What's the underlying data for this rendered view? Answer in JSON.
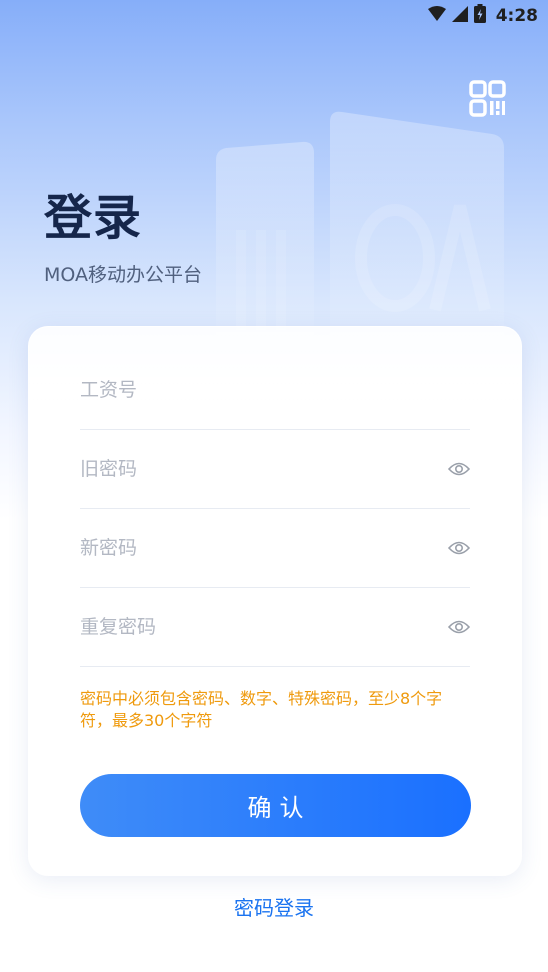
{
  "status_bar": {
    "time": "4:28",
    "icons": [
      "wifi-icon",
      "cellular-signal-icon",
      "battery-icon"
    ]
  },
  "header": {
    "title": "登录",
    "subtitle": "MOA移动办公平台",
    "scan_icon": "qr-code-scan-icon",
    "watermark_text": "MOA"
  },
  "form": {
    "employee_id": {
      "placeholder": "工资号",
      "value": ""
    },
    "old_password": {
      "placeholder": "旧密码",
      "value": "",
      "toggle_icon": "eye-icon"
    },
    "new_password": {
      "placeholder": "新密码",
      "value": "",
      "toggle_icon": "eye-icon"
    },
    "repeat_password": {
      "placeholder": "重复密码",
      "value": "",
      "toggle_icon": "eye-icon"
    },
    "hint": "密码中必须包含密码、数字、特殊密码，至少8个字符，最多30个字符",
    "confirm_label": "确认"
  },
  "footer": {
    "password_login_label": "密码登录"
  },
  "colors": {
    "primary": "#1a73f0",
    "title": "#15264b",
    "warning": "#ef9a0d",
    "background_top": "#86aef9"
  }
}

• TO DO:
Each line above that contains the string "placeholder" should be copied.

• ANSWER TO THIS TASK:
      "placeholder": "工资号",
      "placeholder": "旧密码",
      "placeholder": "新密码",
      "placeholder": "重复密码",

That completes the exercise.